Website and app data records

—————

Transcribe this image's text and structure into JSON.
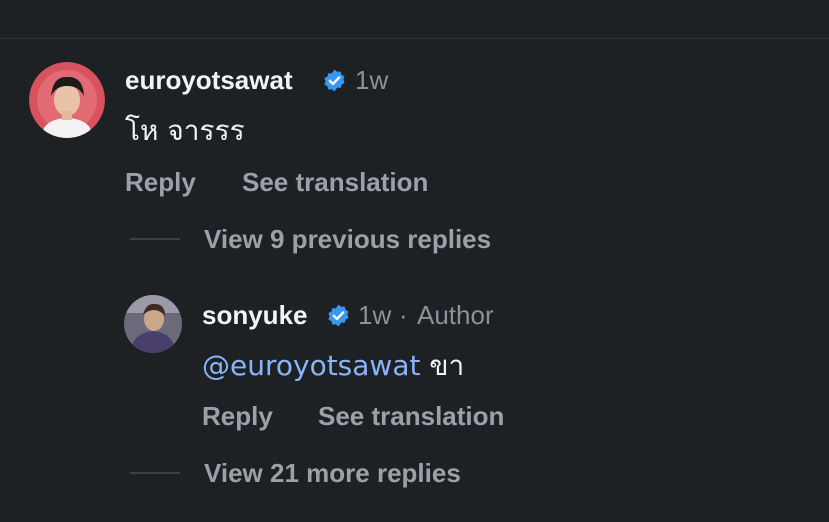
{
  "comment": {
    "username": "euroyotsawat",
    "verified_icon": "verified-badge-icon",
    "time": "1w",
    "text": "โห จารรร",
    "reply_label": "Reply",
    "translate_label": "See translation",
    "view_previous_label": "View 9 previous replies"
  },
  "reply": {
    "username": "sonyuke",
    "verified_icon": "verified-badge-icon",
    "time": "1w",
    "separator": "·",
    "author_badge": "Author",
    "mention": "@euroyotsawat",
    "text": "ขา",
    "reply_label": "Reply",
    "translate_label": "See translation",
    "view_more_label": "View 21 more replies"
  },
  "colors": {
    "background": "#1e2124",
    "verified": "#3897f0",
    "mention": "#8ab4f8",
    "muted": "#9aa1a8"
  }
}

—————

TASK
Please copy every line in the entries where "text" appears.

EXERCISE RESULT
Transcribe this image's text and structure into JSON.
    "text": "โห จารรร",
    "text": "ขา",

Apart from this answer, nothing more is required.